Task to complete
What you return should be the entries, unchanged, without their pictures.

Supplied entries below:

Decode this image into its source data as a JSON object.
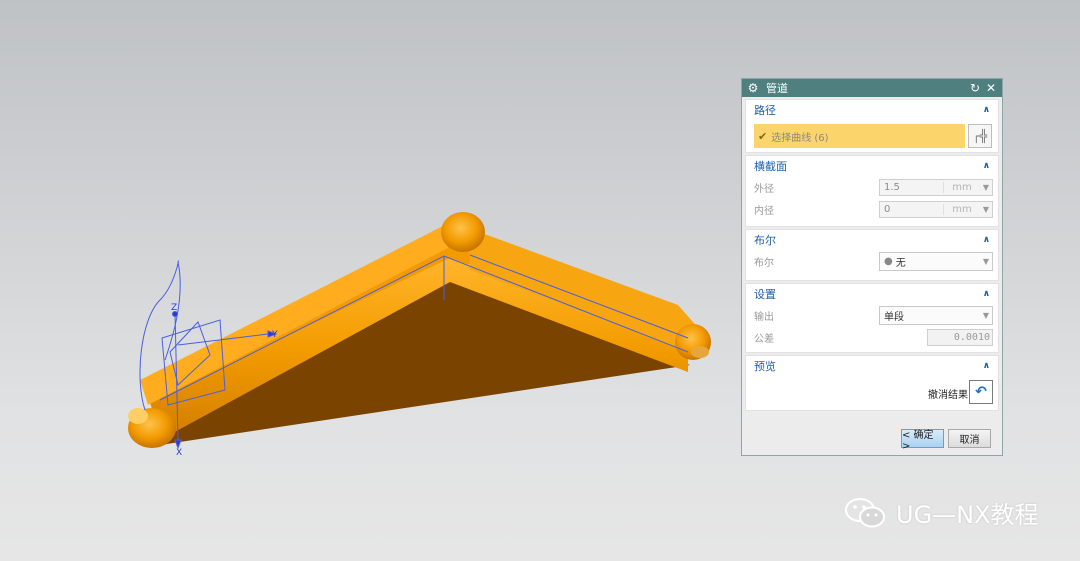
{
  "dialog": {
    "title": "管道",
    "path_section": {
      "title": "路径",
      "select_label": "选择曲线 (6)"
    },
    "cross_section": {
      "title": "横截面",
      "outer_label": "外径",
      "outer_value": "1.5",
      "outer_unit": "mm",
      "inner_label": "内径",
      "inner_value": "0",
      "inner_unit": "mm"
    },
    "boolean_section": {
      "title": "布尔",
      "label": "布尔",
      "value": "无"
    },
    "settings_section": {
      "title": "设置",
      "output_label": "输出",
      "output_value": "单段",
      "tolerance_label": "公差",
      "tolerance_value": "0.0010"
    },
    "preview_section": {
      "title": "预览",
      "undo_label": "撤消结果"
    },
    "ok_label": "< 确定 >",
    "cancel_label": "取消"
  },
  "viewport": {
    "axis_labels": {
      "x": "X",
      "y": "Y",
      "z": "Z"
    },
    "model_color": "#f0a000"
  },
  "watermark": {
    "text": "UG—NX教程"
  },
  "colors": {
    "titlebar": "#4f7f7f",
    "selection": "#fbd46b",
    "accent": "#1d5fa8"
  }
}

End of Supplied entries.

Solution below
Decode this image into its source data as a JSON object.
{
  "dialog": {
    "title": "管道",
    "path_section": {
      "title": "路径",
      "select_label": "选择曲线 (6)"
    },
    "cross_section": {
      "title": "横截面",
      "outer_label": "外径",
      "outer_value": "1.5",
      "outer_unit": "mm",
      "inner_label": "内径",
      "inner_value": "0",
      "inner_unit": "mm"
    },
    "boolean_section": {
      "title": "布尔",
      "label": "布尔",
      "value": "无"
    },
    "settings_section": {
      "title": "设置",
      "output_label": "输出",
      "output_value": "单段",
      "tolerance_label": "公差",
      "tolerance_value": "0.0010"
    },
    "preview_section": {
      "title": "预览",
      "undo_label": "撤消结果"
    },
    "ok_label": "< 确定 >",
    "cancel_label": "取消"
  },
  "viewport": {
    "axis_labels": {
      "x": "X",
      "y": "Y",
      "z": "Z"
    },
    "model_color": "#f0a000"
  },
  "watermark": {
    "text": "UG—NX教程"
  },
  "colors": {
    "titlebar": "#4f7f7f",
    "selection": "#fbd46b",
    "accent": "#1d5fa8"
  }
}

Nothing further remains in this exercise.